The spirit of the Homeopathic Materia Medica, the spirit of homeopathy that is, is the spirit of Liberty, the Spirit of Truth, the spirit of Self-sacrifice. Absolute allegiance is the smallest homage it can demand. No trouble, no suffering must be counted in its service, or in the cause of its advancement.

WHEN an allopath is first confronted with Hahnemanns Materia Medica Pura, he cannot tell what to make of it. It certainly is not literature. It says little or nothing about the disease which each remedy will cure; it offer no scientific theories to explain how the remedy acts; it simply presents the reader with a bare list of symptoms! From the allopathic standpoint this is at once ludicrous and contemptible.

And if the readers glance should first alight on one of those “funny” symptoms, which we know are of such enormous importance in prescribing-like the “imagines himself made of glass” of Thuja, for example-an explosion of merriment is very likely to arrest all further desire to explore the new domain.

But let us look a little closely at those symptoms-lists of Hahnemann and see if we can discover something of their essential import.

Taking a broad view of the field we find, first of all, that the symptoms are arranged in a definite order. This order is mainly anatomical, and, as a result of this, it is possible to find all the symptoms of any drug which are related to any particular part of the body.

These symptoms-lists, as we all know, are a record of the effects of the various drugs as observed in the persons who have tested them, by taking the drugs when in health. But the order in which they are arranged in then Materia Medica is not the order in which they occur in the provers. This has given rise to no little criticism on the part of some authorities. This is not “scientific”, say they.

But theoretical questions do not enter here; the only point we have to consider is: Are the symptoms available for individual use, in their individual capacity? Or, in using a symptoms, is it necessary to have not only the symptom itself, but the other symptoms of the prover, in the same sequence in the case we are treating, before we can successfully prescribe the remedy? The only test here is the test of practice. That test answered for Hahnemann, and it answers for us, that each individual symptom has its face value for prescribing purposes, independently of the other symptoms it may have been associated with in the prover who first noted it.

Therefore it follows that Hahnemanns arrangement, like most of his practical deductions, is the truly scientific one.

Now what is the result of all this? It is really, when we come to took at it, of most tremendous importance. The whole life and soul of homoeopathy resides in it. The Spirit of Homoeopathy is the Spirit of Liberty. The beauty, the grandeur, the glory of homoeopathy is its freedom.

If we were tied up to the “scientific” explanations of drug action which appear in allopathic text books; if we were tied up to any sequence of occurrence as the symptoms appear in the day-books of the provers, the uses of our Materia Medica would be so curtailed that our liberty would not be worth a moment;s purchase. As it is, every individual symptom of the Materia Medica is a separate coin stamped with natures own insignia, and available always for its face value.

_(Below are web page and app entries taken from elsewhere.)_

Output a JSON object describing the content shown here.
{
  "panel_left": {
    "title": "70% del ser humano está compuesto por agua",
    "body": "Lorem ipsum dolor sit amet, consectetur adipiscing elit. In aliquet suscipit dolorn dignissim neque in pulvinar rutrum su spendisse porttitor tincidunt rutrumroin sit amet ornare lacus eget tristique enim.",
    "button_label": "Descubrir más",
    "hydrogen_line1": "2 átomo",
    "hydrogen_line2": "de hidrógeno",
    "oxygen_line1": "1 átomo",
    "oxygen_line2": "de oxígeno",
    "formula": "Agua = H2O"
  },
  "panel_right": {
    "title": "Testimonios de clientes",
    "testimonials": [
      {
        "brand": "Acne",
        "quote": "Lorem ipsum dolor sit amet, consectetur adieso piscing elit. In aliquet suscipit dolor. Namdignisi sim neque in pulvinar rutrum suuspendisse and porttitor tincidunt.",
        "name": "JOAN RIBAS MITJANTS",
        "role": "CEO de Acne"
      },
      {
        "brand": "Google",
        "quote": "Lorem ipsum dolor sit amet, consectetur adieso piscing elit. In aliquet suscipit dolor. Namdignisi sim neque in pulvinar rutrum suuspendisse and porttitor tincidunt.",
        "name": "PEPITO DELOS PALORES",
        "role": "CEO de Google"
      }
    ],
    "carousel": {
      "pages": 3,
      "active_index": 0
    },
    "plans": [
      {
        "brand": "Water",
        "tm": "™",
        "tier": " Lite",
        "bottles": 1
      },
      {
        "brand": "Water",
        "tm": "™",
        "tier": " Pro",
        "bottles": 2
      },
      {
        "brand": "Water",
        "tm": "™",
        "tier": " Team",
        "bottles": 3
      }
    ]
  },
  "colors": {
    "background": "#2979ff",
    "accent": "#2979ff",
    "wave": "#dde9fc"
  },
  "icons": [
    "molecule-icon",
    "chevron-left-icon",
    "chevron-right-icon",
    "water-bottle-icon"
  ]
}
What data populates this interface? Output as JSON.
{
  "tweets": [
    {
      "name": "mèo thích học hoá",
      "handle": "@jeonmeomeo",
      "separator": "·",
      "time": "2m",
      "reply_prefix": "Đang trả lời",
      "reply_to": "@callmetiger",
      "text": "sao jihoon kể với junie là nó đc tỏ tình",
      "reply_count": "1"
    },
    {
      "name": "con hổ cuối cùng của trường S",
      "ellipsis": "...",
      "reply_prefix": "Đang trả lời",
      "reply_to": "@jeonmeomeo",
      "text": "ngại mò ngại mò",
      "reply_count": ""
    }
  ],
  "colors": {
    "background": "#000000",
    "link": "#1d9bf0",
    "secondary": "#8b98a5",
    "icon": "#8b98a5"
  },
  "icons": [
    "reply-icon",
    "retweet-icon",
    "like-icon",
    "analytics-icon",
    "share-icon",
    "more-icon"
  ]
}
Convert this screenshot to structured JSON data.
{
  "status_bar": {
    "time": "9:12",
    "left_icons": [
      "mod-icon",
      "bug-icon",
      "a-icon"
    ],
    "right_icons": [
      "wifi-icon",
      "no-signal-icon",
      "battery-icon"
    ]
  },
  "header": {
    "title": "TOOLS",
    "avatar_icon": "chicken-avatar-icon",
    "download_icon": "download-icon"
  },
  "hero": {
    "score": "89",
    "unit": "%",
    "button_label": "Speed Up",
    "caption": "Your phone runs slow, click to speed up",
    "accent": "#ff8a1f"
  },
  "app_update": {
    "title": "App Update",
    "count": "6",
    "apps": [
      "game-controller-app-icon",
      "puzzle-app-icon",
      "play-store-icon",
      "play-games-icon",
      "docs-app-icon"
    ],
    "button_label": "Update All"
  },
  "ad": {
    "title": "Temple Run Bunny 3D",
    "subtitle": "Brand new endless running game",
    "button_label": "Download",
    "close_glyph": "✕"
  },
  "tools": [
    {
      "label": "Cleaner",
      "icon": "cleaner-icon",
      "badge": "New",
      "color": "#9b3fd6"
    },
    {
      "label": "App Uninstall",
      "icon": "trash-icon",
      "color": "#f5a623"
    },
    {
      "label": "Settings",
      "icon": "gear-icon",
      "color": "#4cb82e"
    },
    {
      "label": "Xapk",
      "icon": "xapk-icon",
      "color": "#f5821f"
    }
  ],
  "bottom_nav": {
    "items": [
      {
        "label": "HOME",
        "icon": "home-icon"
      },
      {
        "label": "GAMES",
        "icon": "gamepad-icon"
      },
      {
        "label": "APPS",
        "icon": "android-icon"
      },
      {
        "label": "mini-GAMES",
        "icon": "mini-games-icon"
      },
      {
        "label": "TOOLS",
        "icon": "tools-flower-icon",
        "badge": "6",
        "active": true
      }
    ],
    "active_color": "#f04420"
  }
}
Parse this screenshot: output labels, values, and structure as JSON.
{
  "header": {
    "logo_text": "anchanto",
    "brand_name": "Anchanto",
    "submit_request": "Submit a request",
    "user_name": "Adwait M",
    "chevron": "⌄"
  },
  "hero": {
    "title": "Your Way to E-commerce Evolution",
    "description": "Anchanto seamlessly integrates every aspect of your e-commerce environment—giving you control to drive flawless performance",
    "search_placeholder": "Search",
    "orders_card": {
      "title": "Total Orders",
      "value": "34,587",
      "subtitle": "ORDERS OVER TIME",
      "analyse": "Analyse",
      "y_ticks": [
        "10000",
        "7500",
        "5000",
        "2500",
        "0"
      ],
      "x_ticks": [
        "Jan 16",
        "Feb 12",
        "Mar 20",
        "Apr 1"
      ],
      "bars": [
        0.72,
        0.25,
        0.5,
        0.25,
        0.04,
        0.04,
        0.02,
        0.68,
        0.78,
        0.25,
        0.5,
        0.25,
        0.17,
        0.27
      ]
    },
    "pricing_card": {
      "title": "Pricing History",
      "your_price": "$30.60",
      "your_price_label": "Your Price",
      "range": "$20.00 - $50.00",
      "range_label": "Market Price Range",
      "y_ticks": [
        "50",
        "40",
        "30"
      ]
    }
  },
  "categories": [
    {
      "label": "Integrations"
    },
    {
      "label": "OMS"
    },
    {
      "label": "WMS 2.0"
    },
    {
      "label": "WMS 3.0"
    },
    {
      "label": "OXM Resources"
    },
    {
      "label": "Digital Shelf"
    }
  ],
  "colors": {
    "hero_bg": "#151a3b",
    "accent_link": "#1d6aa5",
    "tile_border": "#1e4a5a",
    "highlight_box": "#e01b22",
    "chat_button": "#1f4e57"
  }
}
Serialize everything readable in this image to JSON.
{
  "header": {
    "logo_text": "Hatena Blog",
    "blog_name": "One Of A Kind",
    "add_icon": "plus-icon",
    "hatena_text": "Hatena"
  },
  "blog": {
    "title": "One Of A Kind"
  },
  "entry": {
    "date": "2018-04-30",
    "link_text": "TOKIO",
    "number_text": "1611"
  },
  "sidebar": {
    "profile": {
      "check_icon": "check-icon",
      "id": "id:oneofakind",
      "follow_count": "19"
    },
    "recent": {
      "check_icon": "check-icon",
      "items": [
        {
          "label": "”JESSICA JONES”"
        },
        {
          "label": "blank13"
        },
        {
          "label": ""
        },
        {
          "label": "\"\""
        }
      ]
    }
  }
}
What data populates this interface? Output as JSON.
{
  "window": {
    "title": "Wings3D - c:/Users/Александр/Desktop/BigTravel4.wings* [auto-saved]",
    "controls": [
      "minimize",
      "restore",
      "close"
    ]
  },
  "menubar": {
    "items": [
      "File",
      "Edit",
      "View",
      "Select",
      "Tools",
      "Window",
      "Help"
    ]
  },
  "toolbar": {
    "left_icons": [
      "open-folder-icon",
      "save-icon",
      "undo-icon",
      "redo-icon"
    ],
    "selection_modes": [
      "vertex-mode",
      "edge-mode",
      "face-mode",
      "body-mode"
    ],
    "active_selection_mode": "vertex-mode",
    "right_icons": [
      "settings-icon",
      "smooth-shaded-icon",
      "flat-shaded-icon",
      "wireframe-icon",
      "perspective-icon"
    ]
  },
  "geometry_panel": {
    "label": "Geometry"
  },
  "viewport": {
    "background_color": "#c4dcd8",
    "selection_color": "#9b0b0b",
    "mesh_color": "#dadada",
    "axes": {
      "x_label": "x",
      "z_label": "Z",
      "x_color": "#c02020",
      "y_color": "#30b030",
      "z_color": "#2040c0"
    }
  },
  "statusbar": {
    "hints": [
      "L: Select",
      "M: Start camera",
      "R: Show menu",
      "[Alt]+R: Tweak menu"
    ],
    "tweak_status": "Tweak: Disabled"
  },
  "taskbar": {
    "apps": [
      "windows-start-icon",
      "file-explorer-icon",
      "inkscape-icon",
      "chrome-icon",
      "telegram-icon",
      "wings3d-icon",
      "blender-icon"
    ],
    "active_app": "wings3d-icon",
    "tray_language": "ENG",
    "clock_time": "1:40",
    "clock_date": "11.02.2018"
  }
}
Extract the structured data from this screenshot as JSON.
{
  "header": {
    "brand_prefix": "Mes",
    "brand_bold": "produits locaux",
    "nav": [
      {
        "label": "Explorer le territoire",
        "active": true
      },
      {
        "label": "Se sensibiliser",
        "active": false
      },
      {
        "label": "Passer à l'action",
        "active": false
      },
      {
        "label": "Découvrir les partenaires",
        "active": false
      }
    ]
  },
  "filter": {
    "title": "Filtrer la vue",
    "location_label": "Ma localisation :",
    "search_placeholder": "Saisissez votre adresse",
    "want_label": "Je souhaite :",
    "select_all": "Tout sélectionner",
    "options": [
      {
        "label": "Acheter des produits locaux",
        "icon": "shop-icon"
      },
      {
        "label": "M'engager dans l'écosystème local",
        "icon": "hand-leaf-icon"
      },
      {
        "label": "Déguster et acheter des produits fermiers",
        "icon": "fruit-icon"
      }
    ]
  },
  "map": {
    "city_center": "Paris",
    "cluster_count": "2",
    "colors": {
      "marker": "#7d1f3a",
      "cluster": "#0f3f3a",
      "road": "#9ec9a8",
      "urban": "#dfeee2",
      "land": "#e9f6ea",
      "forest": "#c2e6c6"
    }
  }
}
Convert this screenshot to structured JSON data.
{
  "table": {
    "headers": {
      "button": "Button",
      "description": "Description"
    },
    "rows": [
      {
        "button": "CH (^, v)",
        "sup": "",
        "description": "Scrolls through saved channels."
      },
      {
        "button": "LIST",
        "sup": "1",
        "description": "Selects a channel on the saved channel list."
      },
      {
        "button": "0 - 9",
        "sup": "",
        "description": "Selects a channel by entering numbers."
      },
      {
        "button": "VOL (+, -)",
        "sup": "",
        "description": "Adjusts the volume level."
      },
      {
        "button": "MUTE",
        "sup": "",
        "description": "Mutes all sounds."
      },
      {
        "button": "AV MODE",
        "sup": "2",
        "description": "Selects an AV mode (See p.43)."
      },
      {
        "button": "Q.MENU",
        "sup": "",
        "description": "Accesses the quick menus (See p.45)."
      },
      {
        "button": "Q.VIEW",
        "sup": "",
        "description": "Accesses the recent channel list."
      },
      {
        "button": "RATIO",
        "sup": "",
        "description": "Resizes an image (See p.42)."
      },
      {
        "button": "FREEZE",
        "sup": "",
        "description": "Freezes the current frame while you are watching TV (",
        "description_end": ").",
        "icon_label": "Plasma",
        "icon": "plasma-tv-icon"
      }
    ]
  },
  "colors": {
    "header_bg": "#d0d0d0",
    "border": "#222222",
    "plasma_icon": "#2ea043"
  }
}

We all know the difference between paper bonds and liquid assets, and how convenient it is sometimes to convert former into the latter. Well, in Hahnemann;s Materia Medica we have the drug powers of the world converted into liquid, with the individual advantage, that no matter how much we spend of them, the funds are never exhausted. On the contrary, the more we spend the more we possess.

Take another and allied simile. You know the old adage: Corpora non agunt nisi soluta- “Bodies dont act except in solution”. It is not absolutely true, but it is true enough for our purpose. Look at the difference between ice and water for instance. Ice has a thousand uses-but we must turn it into water before we can wash our hands with it our sail our ships, or make our tea, or quench our thirst.

John Henry Clarke
John Henry Clarke MD (1853 – November 24, 1931 was a prominent English classical homeopath. Dr. Clarke was a busy practitioner. As a physician he not only had his own clinic in Piccadilly, London, but he also was a consultant at the London Homeopathic Hospital and researched into new remedies — nosodes. For many years, he was the editor of The Homeopathic World. He wrote many books, his best known were Dictionary of Practical Materia Medica and Repertory of Materia Medica